We argued that the 18 cent per kilometre rate was well below the actual cost of driving, and forced people on ODSP to divert money from food and rent to pay to get to the medical treatment they need, undermining their health and well-being. Access to treatment is vital to ensure the health and wellness of ODSP recipients. Many people on ODSP must travel to treatment by car, because of where they live or the nature of their disabilities. The mileage rate had been the same since 2000, even though the cost of gas had risen by 130% since then.
The Divisional Court agreed with us. In its ruling in October 2016, the court ordered the Social Benefits Tribunal to re-hear that client’s case on the basis that ODSP must cover the costs of both owning (e.g. insurance, registration fees) and operating (e.g. gas) a car.
As a result, we prepared new legal material to help community legal clinics argue for a higher mileage rate for their own clients.
We also brought together a number of partners to push for a change in policy so that everyone on ODSP would benefit.
In December, we sent a letter to Minister Jaczek, advocating that the medical travel benefit rate be increased to a level that would better reflect real costs. The letter was sent on behalf of our partners at Aboriginal Legal Services, the Canadian Mental Health Association – Ontario, the ODSP Action Coalition, the Centre for Addiction and Mental Health, the Renfrew County Legal Clinic, the Schizophrenia Society of Ontario, and the legal clinic system’s Steering Committee on Social Assistance.
The Ministry has now made this important policy change – not only for the client in the court case, but for all people on both ODSP and OW. The new medical travel mileage rate will better respond to the real costs of driving to necessary medical treatment, for everyone.
The Ministry has also taken the additional step of increasing the self-employment business travel rate to 40 cents per kilometre, or 41 cents in the North / North East. This will mean an increase in the amount that people on social assistance who have their own businesses will be able to claim as an allowable business expense when reporting net business income. As a result, they will have less deducted from their monthly benefits. The new rate will start as of January 9 and will not be retroactive.
We’re very pleased that our work has resulted in these important changes. We look forward to continuing to advocate with the Ministry on other related issues, including the policy around mental health treatment as noted in our letter to Minister Jaczek.

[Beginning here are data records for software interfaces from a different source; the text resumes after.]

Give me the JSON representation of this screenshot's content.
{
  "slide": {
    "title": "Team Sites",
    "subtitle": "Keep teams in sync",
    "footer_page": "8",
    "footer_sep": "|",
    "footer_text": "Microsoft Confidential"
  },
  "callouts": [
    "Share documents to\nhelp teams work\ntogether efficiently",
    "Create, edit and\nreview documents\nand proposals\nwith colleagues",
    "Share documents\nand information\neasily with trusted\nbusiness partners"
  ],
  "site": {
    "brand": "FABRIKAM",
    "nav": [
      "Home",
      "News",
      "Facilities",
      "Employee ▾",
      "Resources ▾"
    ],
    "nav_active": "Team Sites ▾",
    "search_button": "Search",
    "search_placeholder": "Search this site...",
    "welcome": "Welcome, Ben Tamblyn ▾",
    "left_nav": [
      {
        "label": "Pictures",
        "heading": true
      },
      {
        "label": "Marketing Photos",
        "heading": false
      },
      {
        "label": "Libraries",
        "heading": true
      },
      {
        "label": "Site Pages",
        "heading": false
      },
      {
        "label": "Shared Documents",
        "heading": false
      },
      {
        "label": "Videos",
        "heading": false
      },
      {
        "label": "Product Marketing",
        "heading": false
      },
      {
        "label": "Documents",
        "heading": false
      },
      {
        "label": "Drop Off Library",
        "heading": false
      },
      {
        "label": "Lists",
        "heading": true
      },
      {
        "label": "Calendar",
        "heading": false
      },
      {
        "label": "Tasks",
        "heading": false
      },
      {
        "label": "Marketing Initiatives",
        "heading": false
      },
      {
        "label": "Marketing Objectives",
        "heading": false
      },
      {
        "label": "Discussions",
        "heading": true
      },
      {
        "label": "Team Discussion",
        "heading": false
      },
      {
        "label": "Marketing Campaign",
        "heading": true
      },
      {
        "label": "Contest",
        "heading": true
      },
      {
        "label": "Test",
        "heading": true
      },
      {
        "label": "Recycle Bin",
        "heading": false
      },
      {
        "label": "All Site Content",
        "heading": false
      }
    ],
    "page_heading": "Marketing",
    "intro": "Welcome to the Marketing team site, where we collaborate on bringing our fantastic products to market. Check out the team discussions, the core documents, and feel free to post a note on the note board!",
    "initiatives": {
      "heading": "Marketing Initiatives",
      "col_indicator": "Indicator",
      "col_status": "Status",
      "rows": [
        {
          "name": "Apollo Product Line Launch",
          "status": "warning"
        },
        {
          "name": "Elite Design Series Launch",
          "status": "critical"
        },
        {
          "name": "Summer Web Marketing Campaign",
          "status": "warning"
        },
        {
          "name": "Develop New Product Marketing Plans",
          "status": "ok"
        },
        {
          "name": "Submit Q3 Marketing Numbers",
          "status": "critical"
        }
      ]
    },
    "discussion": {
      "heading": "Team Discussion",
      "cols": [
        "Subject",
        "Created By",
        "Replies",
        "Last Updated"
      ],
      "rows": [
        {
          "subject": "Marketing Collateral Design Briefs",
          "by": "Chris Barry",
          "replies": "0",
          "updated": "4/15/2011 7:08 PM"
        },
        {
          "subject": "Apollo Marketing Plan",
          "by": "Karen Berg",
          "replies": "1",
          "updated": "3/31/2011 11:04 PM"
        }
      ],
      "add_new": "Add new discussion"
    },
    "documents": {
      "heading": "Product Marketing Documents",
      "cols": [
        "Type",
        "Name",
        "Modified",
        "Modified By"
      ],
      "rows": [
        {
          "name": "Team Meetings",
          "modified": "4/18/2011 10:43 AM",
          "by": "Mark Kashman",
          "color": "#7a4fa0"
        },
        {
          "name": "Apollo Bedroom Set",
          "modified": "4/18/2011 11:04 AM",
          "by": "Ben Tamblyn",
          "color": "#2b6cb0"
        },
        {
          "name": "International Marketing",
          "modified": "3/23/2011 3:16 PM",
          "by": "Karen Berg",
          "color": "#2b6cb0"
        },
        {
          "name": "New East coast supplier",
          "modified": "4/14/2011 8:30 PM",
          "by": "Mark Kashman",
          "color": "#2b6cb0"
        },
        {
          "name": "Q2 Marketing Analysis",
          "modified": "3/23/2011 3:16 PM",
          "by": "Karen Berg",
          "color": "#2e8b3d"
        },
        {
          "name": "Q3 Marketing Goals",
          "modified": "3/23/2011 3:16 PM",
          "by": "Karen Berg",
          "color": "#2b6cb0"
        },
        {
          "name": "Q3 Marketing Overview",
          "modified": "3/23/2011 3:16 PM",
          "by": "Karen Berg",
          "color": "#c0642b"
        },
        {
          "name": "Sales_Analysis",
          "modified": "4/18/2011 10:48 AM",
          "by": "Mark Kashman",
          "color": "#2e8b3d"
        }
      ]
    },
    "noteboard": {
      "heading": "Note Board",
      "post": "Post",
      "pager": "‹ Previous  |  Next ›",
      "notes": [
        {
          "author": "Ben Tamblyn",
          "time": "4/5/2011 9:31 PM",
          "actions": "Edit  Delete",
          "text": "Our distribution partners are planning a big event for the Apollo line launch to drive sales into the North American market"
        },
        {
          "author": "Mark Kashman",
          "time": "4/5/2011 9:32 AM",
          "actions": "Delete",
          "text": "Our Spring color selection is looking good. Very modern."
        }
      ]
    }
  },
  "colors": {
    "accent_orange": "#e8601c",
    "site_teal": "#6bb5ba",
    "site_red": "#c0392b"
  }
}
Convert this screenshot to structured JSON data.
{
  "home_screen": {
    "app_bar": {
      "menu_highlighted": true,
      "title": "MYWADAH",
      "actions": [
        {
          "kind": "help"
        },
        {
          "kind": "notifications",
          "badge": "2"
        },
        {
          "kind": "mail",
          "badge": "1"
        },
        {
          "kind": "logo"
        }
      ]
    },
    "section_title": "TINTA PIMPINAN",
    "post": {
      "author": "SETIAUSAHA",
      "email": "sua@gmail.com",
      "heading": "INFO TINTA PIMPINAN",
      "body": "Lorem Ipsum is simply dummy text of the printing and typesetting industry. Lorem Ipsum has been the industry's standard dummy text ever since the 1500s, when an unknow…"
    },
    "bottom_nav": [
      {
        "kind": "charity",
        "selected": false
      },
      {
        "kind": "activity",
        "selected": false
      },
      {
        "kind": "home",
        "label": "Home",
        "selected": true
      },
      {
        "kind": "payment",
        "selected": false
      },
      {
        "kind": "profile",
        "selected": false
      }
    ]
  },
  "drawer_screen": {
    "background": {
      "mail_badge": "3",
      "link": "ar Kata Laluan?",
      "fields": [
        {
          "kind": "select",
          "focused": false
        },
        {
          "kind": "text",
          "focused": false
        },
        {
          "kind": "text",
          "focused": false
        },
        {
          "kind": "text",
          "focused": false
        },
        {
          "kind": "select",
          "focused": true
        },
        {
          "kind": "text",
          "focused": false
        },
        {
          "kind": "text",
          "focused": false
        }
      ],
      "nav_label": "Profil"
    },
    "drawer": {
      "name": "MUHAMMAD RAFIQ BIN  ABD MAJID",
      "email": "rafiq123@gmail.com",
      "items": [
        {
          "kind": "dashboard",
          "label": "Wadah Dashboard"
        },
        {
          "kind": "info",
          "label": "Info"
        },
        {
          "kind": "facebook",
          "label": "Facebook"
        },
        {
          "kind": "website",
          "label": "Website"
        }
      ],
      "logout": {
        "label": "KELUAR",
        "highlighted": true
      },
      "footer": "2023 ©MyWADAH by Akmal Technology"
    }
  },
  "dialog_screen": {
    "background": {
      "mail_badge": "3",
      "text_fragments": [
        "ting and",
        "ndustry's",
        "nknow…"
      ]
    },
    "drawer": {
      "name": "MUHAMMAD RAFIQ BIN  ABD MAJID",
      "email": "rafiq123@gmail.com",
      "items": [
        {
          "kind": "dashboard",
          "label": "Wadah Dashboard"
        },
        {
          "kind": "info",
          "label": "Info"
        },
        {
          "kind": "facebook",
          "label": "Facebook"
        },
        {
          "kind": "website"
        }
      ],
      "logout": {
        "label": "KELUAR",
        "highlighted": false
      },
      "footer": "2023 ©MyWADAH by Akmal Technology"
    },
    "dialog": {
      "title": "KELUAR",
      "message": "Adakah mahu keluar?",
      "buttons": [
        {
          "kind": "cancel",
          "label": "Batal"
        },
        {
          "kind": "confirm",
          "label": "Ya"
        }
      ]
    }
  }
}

You can read the government’s bulletin about these changes here: https://news.ontario.ca/mcss/en/2017/01/ontario-increasing-mileage-rates-for-social-assistance-recipients.html.
More information about these changes should be available on the Ministry’s website soon: http://www.mcss.gov.on.ca/en/mcss/programs/social/mileageRates.aspx.